[Records excerpted from a collection]
====

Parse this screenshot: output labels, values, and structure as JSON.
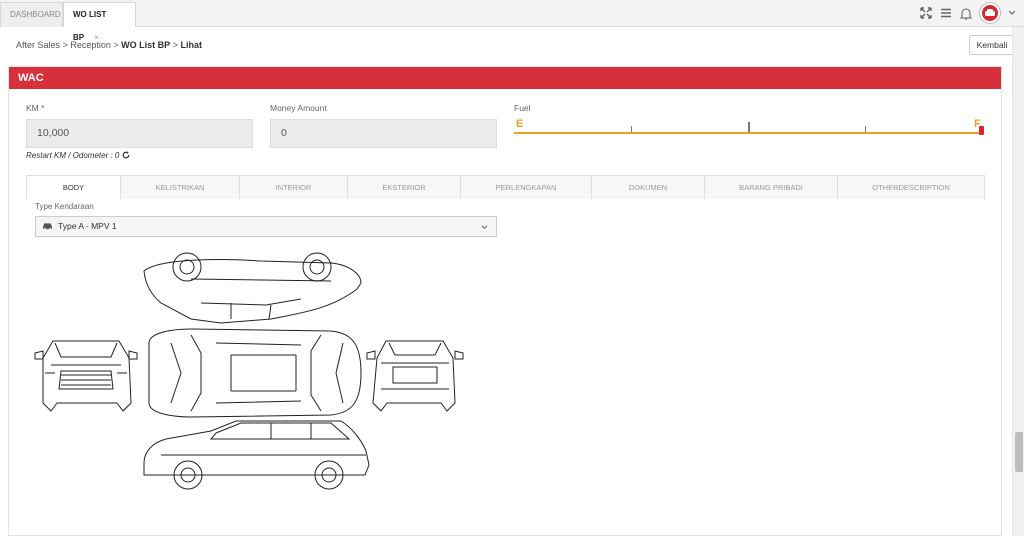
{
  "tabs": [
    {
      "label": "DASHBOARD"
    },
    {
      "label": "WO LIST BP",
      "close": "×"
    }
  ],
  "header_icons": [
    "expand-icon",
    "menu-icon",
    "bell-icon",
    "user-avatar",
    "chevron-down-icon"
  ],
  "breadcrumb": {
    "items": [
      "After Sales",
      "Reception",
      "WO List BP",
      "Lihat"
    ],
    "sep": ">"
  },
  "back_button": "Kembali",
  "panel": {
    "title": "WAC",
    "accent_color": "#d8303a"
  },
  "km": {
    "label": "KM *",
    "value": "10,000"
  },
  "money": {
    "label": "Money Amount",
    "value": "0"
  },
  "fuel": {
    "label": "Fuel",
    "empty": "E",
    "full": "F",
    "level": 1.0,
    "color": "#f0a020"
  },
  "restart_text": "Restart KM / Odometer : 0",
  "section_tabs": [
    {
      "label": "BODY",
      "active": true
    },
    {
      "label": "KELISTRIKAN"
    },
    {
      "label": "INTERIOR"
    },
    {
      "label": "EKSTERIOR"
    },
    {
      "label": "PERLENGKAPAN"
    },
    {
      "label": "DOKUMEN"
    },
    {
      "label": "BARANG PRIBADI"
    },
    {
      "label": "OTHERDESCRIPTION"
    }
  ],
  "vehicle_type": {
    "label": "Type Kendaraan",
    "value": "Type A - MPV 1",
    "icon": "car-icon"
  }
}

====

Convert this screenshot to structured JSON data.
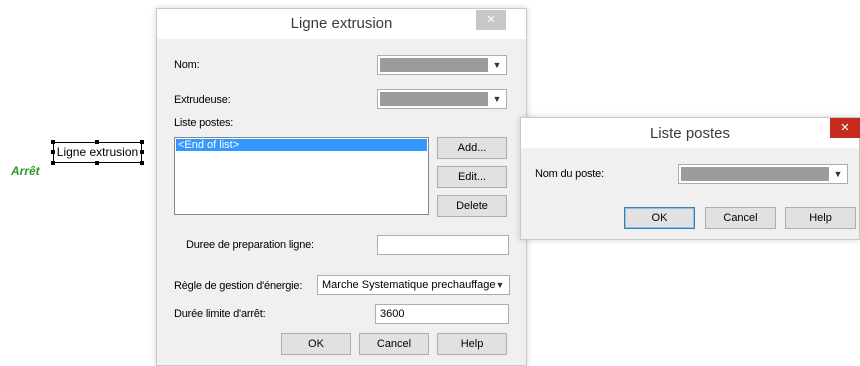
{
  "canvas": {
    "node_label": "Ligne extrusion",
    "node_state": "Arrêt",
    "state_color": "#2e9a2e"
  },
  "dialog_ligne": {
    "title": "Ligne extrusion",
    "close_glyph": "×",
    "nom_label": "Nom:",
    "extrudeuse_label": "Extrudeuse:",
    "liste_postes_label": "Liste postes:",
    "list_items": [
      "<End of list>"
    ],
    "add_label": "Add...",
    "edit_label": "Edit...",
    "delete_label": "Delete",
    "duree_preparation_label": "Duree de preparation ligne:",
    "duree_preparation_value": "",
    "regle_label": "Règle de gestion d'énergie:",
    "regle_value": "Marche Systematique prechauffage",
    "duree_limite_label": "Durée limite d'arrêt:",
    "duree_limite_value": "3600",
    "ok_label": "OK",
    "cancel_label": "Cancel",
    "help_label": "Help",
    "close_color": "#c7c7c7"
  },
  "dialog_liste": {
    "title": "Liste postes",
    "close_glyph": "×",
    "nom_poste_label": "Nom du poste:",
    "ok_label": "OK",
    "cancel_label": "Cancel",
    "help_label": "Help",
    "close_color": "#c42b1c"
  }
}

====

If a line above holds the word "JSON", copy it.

_Exercise output_:
Parse this screenshot: output labels, values, and structure as JSON.
Convert this screenshot to structured JSON data.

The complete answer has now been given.